• ASSIGNMENT:
Your answer should consist of the lines in the following data that contain "method".

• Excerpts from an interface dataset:

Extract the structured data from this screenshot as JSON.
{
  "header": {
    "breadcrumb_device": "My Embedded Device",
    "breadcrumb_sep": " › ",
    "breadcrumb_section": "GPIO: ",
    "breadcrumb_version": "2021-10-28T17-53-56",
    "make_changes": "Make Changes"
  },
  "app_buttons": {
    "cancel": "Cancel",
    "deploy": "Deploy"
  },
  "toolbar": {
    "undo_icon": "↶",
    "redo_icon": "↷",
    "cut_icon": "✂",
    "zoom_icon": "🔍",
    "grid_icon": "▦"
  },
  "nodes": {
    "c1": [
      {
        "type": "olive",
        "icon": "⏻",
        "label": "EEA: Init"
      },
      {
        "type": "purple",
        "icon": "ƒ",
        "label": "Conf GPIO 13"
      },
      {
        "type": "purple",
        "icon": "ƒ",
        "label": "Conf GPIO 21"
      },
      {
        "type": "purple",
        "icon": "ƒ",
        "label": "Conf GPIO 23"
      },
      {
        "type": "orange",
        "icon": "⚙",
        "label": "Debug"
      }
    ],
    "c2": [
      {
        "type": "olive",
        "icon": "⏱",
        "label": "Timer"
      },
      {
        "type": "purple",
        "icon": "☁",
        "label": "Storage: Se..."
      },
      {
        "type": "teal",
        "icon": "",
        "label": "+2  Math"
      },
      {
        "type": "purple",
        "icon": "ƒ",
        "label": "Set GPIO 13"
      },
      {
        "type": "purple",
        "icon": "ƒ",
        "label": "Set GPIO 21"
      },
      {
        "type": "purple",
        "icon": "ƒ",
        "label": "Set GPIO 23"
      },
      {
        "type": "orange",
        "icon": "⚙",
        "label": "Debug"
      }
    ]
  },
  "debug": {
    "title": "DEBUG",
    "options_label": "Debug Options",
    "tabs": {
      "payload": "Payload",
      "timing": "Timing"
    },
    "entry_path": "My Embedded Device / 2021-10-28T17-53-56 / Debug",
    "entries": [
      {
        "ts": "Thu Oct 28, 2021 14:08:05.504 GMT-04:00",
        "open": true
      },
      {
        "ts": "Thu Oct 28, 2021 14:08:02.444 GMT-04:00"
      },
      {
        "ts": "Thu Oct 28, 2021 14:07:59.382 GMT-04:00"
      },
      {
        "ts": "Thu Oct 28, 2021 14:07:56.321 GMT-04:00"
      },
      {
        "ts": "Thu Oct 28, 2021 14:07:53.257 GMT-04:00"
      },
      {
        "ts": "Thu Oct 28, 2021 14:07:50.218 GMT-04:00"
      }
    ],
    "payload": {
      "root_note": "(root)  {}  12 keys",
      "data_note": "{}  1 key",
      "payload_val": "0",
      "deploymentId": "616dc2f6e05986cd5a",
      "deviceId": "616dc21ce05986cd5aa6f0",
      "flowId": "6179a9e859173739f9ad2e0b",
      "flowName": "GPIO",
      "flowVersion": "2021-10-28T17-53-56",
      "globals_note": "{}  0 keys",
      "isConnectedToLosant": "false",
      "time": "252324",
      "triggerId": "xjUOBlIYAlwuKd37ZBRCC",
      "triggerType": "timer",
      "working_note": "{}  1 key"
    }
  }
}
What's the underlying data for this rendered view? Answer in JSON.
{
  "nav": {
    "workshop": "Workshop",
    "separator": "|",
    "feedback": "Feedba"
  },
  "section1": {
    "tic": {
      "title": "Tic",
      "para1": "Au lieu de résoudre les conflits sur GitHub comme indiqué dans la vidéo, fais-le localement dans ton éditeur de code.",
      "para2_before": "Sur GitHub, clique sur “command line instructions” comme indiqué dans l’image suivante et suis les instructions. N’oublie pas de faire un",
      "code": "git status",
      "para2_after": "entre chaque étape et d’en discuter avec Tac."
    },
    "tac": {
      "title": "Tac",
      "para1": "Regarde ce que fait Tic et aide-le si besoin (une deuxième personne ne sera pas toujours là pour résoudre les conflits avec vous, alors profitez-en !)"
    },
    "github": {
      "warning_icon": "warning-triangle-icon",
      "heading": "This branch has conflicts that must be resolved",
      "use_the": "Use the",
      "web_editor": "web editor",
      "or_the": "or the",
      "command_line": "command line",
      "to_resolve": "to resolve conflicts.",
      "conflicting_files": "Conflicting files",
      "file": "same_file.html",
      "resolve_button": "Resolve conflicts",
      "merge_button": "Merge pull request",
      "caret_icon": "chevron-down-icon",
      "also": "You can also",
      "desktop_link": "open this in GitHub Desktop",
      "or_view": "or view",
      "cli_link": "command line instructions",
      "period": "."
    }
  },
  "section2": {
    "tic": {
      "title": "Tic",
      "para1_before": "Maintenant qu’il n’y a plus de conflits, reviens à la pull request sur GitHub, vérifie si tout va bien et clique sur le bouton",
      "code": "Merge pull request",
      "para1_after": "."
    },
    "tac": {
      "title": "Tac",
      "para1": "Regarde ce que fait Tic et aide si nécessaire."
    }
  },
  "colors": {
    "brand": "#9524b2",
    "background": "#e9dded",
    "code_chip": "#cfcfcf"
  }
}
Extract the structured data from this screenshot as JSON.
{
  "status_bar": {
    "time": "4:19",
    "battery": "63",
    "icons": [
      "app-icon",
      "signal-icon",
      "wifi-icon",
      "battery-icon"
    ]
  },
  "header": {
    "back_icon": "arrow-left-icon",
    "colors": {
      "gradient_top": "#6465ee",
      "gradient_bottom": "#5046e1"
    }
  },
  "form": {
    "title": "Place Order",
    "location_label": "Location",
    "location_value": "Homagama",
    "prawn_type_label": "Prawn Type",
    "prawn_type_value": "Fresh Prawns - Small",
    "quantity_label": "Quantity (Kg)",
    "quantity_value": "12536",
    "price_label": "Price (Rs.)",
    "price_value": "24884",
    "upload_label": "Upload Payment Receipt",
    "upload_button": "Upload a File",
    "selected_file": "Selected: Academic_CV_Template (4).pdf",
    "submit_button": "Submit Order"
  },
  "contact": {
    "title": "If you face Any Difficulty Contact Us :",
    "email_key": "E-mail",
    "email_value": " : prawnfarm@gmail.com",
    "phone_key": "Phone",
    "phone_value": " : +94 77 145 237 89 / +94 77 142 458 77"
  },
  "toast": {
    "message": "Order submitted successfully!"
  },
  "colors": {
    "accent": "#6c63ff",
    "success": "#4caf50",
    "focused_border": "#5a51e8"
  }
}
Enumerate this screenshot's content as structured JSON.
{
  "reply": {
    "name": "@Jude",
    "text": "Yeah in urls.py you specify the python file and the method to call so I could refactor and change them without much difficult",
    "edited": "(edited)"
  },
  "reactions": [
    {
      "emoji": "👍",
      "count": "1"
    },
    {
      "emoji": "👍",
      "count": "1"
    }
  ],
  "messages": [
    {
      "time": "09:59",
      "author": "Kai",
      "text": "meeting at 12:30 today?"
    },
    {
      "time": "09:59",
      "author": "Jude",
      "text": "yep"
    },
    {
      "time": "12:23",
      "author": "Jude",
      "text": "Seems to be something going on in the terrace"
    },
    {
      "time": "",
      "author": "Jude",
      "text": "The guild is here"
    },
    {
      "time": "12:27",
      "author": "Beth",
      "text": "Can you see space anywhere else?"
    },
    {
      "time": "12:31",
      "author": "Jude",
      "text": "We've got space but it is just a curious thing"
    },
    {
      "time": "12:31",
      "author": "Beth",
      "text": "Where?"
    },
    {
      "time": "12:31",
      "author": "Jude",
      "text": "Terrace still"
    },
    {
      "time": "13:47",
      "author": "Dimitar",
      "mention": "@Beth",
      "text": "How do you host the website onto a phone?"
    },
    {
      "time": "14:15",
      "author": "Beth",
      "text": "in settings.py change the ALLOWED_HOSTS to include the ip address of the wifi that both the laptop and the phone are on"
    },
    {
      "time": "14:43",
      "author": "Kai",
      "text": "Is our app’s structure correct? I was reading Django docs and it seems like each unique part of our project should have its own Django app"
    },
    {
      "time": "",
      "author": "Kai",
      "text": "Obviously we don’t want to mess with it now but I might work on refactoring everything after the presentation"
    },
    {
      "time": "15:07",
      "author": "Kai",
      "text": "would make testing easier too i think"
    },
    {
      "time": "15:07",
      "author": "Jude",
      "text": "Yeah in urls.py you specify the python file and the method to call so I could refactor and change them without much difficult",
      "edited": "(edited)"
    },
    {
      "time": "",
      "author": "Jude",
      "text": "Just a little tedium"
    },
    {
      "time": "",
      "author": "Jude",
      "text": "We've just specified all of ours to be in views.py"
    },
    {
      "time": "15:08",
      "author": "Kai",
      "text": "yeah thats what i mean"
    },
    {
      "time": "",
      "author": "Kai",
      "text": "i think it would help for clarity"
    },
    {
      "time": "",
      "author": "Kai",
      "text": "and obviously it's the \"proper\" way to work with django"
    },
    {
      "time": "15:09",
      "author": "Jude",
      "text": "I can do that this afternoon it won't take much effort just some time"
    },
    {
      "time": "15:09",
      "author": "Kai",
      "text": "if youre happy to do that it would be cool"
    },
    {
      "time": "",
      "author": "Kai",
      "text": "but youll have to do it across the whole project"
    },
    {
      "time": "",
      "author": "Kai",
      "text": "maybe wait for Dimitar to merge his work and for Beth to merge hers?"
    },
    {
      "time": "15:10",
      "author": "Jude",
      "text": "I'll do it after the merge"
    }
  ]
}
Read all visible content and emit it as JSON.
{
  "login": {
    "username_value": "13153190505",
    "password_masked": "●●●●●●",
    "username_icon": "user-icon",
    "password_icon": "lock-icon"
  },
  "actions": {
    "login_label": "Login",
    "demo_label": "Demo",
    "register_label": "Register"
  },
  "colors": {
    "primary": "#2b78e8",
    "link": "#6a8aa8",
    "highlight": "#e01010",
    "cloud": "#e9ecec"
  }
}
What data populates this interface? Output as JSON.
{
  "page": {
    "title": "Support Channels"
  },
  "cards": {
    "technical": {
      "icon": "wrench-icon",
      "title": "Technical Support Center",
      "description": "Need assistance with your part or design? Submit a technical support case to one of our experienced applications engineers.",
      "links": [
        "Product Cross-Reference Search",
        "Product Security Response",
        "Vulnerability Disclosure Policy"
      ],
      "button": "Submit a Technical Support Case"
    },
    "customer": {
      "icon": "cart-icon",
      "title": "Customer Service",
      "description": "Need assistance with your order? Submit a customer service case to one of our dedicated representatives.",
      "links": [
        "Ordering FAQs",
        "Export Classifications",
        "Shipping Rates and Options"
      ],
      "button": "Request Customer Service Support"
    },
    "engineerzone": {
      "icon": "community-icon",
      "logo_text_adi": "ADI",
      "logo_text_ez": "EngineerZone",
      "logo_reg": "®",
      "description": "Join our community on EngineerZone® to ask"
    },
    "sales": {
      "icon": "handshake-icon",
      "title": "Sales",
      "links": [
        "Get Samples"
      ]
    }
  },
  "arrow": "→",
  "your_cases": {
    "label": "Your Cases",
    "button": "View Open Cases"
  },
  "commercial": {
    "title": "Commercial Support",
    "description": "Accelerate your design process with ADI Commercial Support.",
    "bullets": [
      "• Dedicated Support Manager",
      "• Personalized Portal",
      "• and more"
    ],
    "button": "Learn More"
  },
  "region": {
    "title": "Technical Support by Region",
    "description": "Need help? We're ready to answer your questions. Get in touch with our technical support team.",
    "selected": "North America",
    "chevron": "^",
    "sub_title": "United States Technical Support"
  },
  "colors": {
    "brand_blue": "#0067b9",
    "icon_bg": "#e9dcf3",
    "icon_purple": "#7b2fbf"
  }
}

• SOLUTION TO THIS PROBLEM:
    "text": "Yeah in urls.py you specify the python file and the method to call so I could refactor and change them without much difficult",
      "text": "Yeah in urls.py you specify the python file and the method to call so I could refactor and change them without much difficult",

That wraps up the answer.